Maduro was unable to assert his authority, even within Chavismo itself. While jailing opposition figures who were accused of coup plotting, he wavered in his timid efforts to reform the economy to alleviate the suffering of his own followers. While it’s true the country faced “an economic war” from internal and external opponents of its socialist policies, the fact remains that Chavismo was all but paralyzed.
Venezuela’s political stalemate also is far from over. Maduro is seeking to block the newly formed parliament, threatening an escalating institutional tit-for-tat that will deepen the crisis. The opposition too is seeking to undo the firm grip of Chavismo on the country’s institution. The standoff between Chavistas and the opposition is fluid and could worsen to eventually invite a coup from one of the sides.
But even in the context of extreme political polarization, social policies have not been threatened, and with ample Chavista support still among Venezuela’s poor and Maduro’s term running until 2019, the opposition will likely target macroeconomic policy and legal reforms as its first priorities.
In Argentina, Macri has shown his willingness to take on Peronismo, resorting to some of the same unilateral policies and bypassing Congress that he criticized FernÃ¡ndez for doing.
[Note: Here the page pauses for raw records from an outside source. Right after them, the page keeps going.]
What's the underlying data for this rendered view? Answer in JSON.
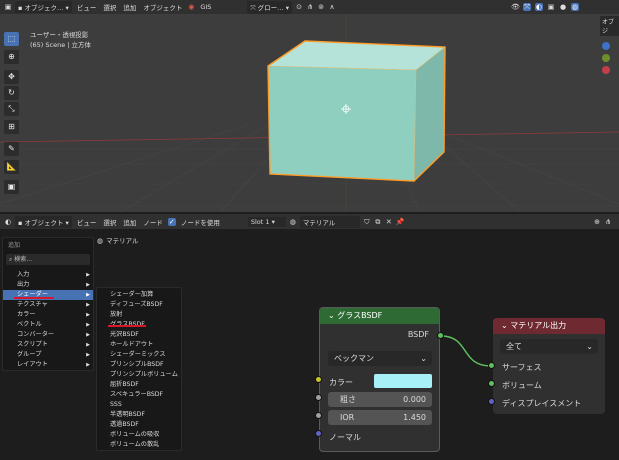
{
  "top_header": {
    "mode": "オブジェク…",
    "menus": [
      "ビュー",
      "選択",
      "追加",
      "オブジェクト"
    ],
    "gis": "GIS",
    "transform": "グロー…",
    "right_tab": "オブジ"
  },
  "viewport": {
    "view_name": "ユーザー・透視投影",
    "scene_info": "(65) Scene | 立方体",
    "colors": {
      "cube": "#8fcfc0",
      "outline": "#ff9d2a"
    }
  },
  "node_header": {
    "mode": "オブジェクト",
    "menus": [
      "ビュー",
      "選択",
      "追加",
      "ノード"
    ],
    "use_nodes": "ノードを使用",
    "slot": "Slot 1",
    "material": "マテリアル"
  },
  "breadcrumb": "マテリアル",
  "add_menu": {
    "title": "追加",
    "search_placeholder": "検索...",
    "items": [
      "入力",
      "出力",
      "シェーダー",
      "テクスチャ",
      "カラー",
      "ベクトル",
      "コンバーター",
      "スクリプト",
      "グループ",
      "レイアウト"
    ],
    "selected_index": 2
  },
  "shader_submenu": {
    "items": [
      "シェーダー加算",
      "ディフューズBSDF",
      "放射",
      "グラスBSDF",
      "光沢BSDF",
      "ホールドアウト",
      "シェーダーミックス",
      "プリンシプルBSDF",
      "プリンシプルボリューム",
      "屈折BSDF",
      "スペキュラーBSDF",
      "SSS",
      "半透明BSDF",
      "透過BSDF",
      "ボリュームの吸収",
      "ボリュームの散乱"
    ]
  },
  "glass_node": {
    "title": "グラスBSDF",
    "output": "BSDF",
    "distribution": "ベックマン",
    "color_label": "カラー",
    "color_value": "#a8f0f7",
    "roughness_label": "粗さ",
    "roughness_value": "0.000",
    "ior_label": "IOR",
    "ior_value": "1.450",
    "normal_label": "ノーマル",
    "header_color": "#2e6b34"
  },
  "output_node": {
    "title": "マテリアル出力",
    "target": "全て",
    "inputs": [
      "サーフェス",
      "ボリューム",
      "ディスプレイスメント"
    ],
    "header_color": "#6e2a30"
  }
}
His government will seek to access international financial markets that his predecessor shunned, and he has already removed some export taxes, foreign exchange controls, and moved to attract foreign capital. But again, there is no sign yet he will undo the social policy of Peronismo.
In regional powerhouse Brazil, Rousseff will more than likely survive the impeachment attempts by the opposition over corruption scandals involving some of her closest aides. In fact, her mentor and predecessor Lula da Silva has come to her rescue and is rumored to be planning a comeback for 2018.
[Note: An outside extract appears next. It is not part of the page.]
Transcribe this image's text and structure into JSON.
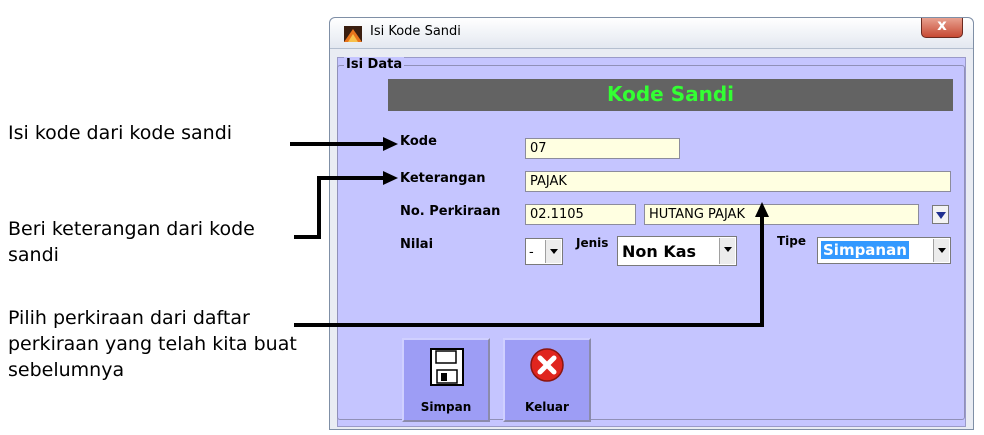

But in no case are Brazil’s social policies at risk, a reality underlined by the fact that not even Rousseff has been able to introduce the kind of unpopular cuts in programs that some financial advisers say are needed to jumpstart the sputtering economy.
And, while not Chavista or populist, Uruguay and Chile have developed their own socialist strategies even while defending more “free-market” economic policies; Peru and Colombia, while even more market-friendly and governed by the Right, are using their economic growth, even amid the commodity slump, to integrate their largely impoverished populations more fully into their economies.
Still, times are tough for Latin America which saw the year ending with an economic contraction of 0.9 percent, a downturn particularly acute in South America as the Brazilian and Venezuelan economies tanked.
In 2016, the economy is expected to be flat regionally, but contract more than 2 percent in South America, according to the World Bank. Of the large economies, Colombia, Peru and Chile will fare better than Brazil and most notably Venezuela. Argentina will grow marginally.
The incoming right-wing leaders will have to deliver meaningful economic turnarounds, without hurting social policies, to convince citizens they are a better alternative to Chavistas, Peronistas, Lulistas and others on the Left.
The economic hardships could spark more instability in the region, especially if Chavismo implodes in Venezuela and the Right overplays its hand. But Latin America’s transformation over the past 15 years has created an opportunity for a more mature region to leave its violent past behind and to address its challenges through more peaceful political means.
Andrés Cala is an award-winning Colombian journalist, columnist and analyst specializing in geopolitics and energy. He is the lead author of America’s Blind Spot: Chávez, Energy, and US Security.